May 30, 2010

Photo Essay: Wilacre Park to Coldwater Canyon

I'm still not used to the fact that, unlike Manhattan, there are real hikes you can do out here in LA that are really centrally located. Although during my last trip I did get to hike up to the observatory in Griffith Park, it was really crowded and didn't provide the feeling of wilderness that I've been seeking since returning from Joshua Tree last summer. During this trip, as soon as I had a break in my meeting schedule, I took a detour into Wilacre Park, part of Fryman Canyon, on my way to the Valley.

The parking lot was full and I was greeted by an excited hiking group of well-toned, tanned men and their dogs getting ready to set off as I changed into my sneakers. I was worried that this popular park would also be too populated for my taste, but the steep climb dissipates the crowd from the get-go, everyone taking the wide, old paved road at their own (in my case, relatively leisurely) pace.

There were lots of signs of former habitation in the park, from the paved road to fences and other rusted, graffitied metal scraps. Wilacre reportedly housed the estate of a silent film star.

There was definitely a building here once.

But the winding road increasingly losing its pavement, takes you quickly out of the city, with gentle reminders along the way when a clearing reveals the skyline below.

The map made it look like there was a big loop that I could take though the park that would return me to the parking lot, but the only trail marker I ever saw was at the Betty B. Dearing trailhead, and never again.

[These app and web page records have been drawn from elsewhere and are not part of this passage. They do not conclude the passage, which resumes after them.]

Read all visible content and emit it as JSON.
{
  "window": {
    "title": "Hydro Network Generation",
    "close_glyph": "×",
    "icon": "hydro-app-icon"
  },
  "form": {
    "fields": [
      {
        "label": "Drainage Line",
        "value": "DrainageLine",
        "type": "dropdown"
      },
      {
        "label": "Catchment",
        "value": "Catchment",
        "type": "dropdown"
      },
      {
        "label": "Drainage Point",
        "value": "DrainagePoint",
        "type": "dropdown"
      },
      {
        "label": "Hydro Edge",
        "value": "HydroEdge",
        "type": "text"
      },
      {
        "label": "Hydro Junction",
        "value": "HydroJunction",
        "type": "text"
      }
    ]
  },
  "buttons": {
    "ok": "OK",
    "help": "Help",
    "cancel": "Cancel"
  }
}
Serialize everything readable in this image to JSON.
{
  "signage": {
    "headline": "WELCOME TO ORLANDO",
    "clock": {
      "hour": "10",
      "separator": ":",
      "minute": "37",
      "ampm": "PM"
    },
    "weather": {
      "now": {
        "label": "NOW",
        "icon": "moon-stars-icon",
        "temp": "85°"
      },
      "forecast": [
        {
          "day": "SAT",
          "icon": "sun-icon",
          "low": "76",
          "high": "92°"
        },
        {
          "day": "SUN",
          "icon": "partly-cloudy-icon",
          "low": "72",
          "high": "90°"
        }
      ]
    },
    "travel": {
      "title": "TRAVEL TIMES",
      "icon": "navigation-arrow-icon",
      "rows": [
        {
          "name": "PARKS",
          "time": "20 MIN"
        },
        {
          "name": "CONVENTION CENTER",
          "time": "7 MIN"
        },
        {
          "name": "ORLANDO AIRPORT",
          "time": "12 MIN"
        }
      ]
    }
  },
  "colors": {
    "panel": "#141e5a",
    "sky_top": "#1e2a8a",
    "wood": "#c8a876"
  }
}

I did spot some diversions off the trail, including this steep climb to a scenic overlook, whose rope-assisted climb proved to be visited less, yet extremely gratifying.

On the way to the top, I passed by a giant beaver cactus that had been carved within an inch of its life by hikers before me.

Soon after returning from the diversion, Wilacre Park just ends, and leads into Coldwater Canyon and its pervasive propaganda from the Tree People. The color of the ground below actually changes to show the boundary between the two parks.

Having expected a loop, and not having a map with me, I retraced my steps through Wilacre to try to find a turn I may have missed. I only found unmarked, narrow clearings through thick brush that appeared to be more like washes than trails and, so, defeated, revised my hike into an out-and-back and went back the same way I came.

The wildflowers in Griffith Park had been stunning two months ago, but with the incipient summer and the rising temperatures, Wilacre Park was mostly just green (which, in LA, is better than the very flammable brown). There were a few splashes of color along the way...

Hiking Wilacre Park wasn't the most obvious choice, or the most difficult, but it was on the way to my afternoon pool party, just off Laurel Canyon (another one of my favorite drives), and so it fit the bill. Next time I'll explore some of the surrounding canyons...and will bring a map.

To become a fan on Facebook, click here.

Bookmark and Share

No comments:

Post a Comment